In the past decade, travel publishers have become much more active in promoting ideas like environmental and cultural conservation. Guides, for example, now routinely warn readers against attractions, such as poorly run safaris or trained-animal acts, that put wildlife at risk, or against activities that could compromise forests, mountains, or barrier reefs. The results have been promising.
It’s not such a huge step to imagine someday that future travel articles might bake into the cake a subtle (or not so subtle) promotion of democratic practices and human rights as well. I’m not sure how it would all work, but it’s conceivable.
As for boycotting destinations or blacking them out – intentionally or not – I still believe that’s simply the wrong way to go (leaving out travel to countries that promote grievous crimes like genocide or human-trafficking). As they say, travelers visit people, not governments, and the potential benefits of travel, including seeing, learning and making friends, outweigh, for me, the possible hazards. And the converse is often true as well: not going simply strengthens the hand of bad actors. I see no good reason to skip travel to Russia (or Cuba, Belarus, Iran, or almost anywhere else) if that’s where your heart takes you.
I’ve written before about the gap not just between rural and urban, between city mouse and country mouse, but between people who travel routinely and people who don’t. I’m not talking about CAN’T, I’m talking about don’t, like they have the money and ability and sit right in their houses doing jack, who act like going to a new grocery store makes them Shackleton at the Pole. The people who say Europe is a commie shithole and won’t drive anywhere outside their subdivision, you know them all.
And the reason that gap is important isn’t that everyone MUST see Paris or whatever, it’s that traveling exposes you to your own prejudices and limitations, and demonstrates that you are willing to face them. On honeymoon in Ireland, I discovered I was married to mealtimes and also kind of hypoglycemic. At work in Jordan, I realized I was reckless (as I followed a strange man down an unfamiliar side street in a country where I did not speak the language because he’d promised to show me something like that’s not how all kidnappings start) and tended to spend money stupidly on the road. In Paris my tin ear for languages reared its ugly head, and in Jamaica I learned I was very, very sheltered when it came to beach nudity and marijuana.

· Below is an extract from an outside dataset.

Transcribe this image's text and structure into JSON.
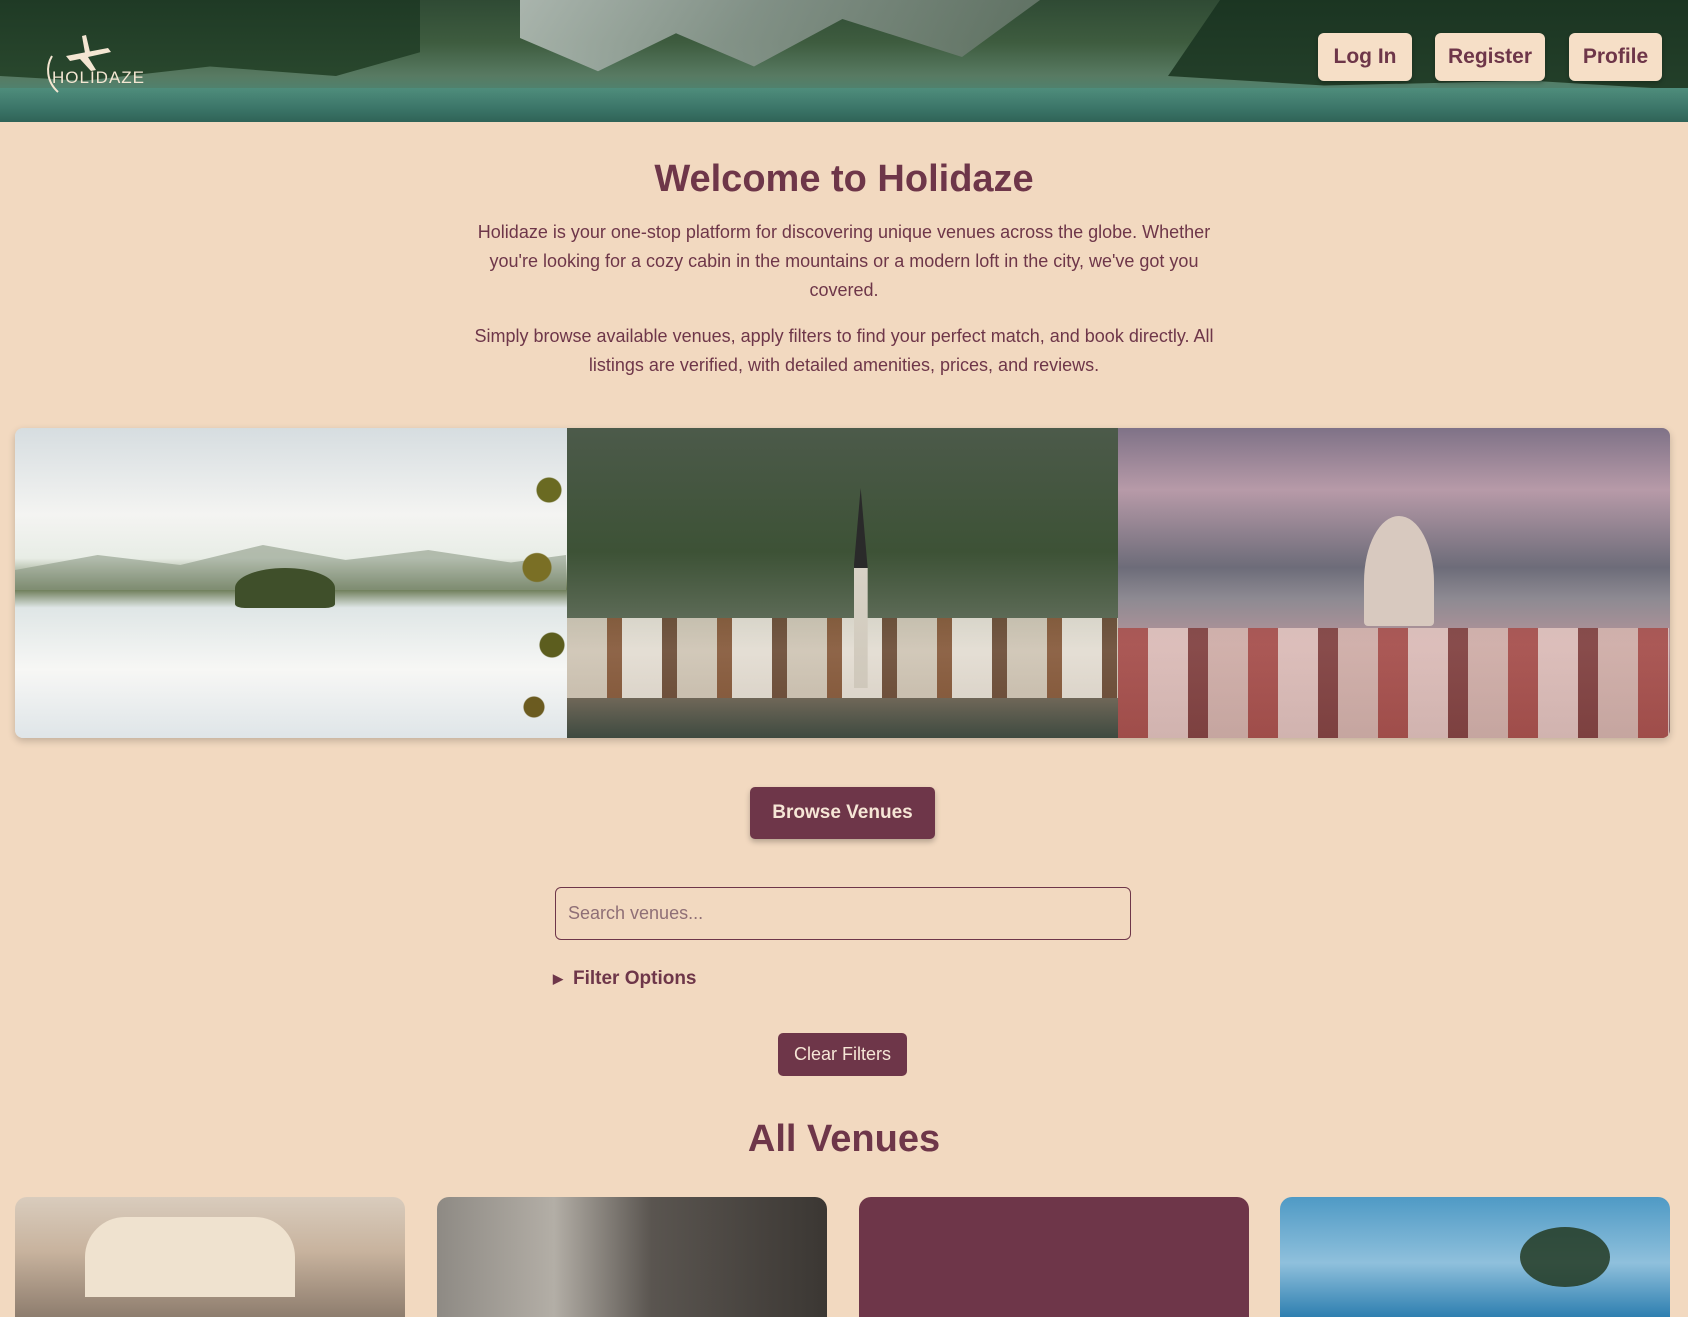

Forget overseas; in Napa I learned I liked wine and in New York I learned not to drink with 22-year-olds and in Kansas City I lost my way in a snowstorm and in New Orleans I ate hog balls and saw the Blessed Virgin and somewhere in the back of my mind there’s a memory of riding up a mountain in Wyoming in a truck with my father that never fails to make me smile.
Travel also teaches you what you won’t face, what you can’t change, and what you love about where you’ve chosen to be. Even if it’s the next town over, you come back to yours knowing its distinctions, and hopefully knowing it’s where you belong.
And as I was reading Mark’s piece up there, I was thinking about what I’d have missed if I hadn’t gone those places. It’s not just about “where your heart takes you,” it’s about what you bring back. There are ways to travel more ethically than not, making sure your money stays local for example, and ways to stay safe wherever you are. But you can always find reasons not to go somewhere, and those reasons are always sad and lonely, because everywhere has faces you haven’t seen and all of them are necessary and all of them are God, even the ones that are monsters.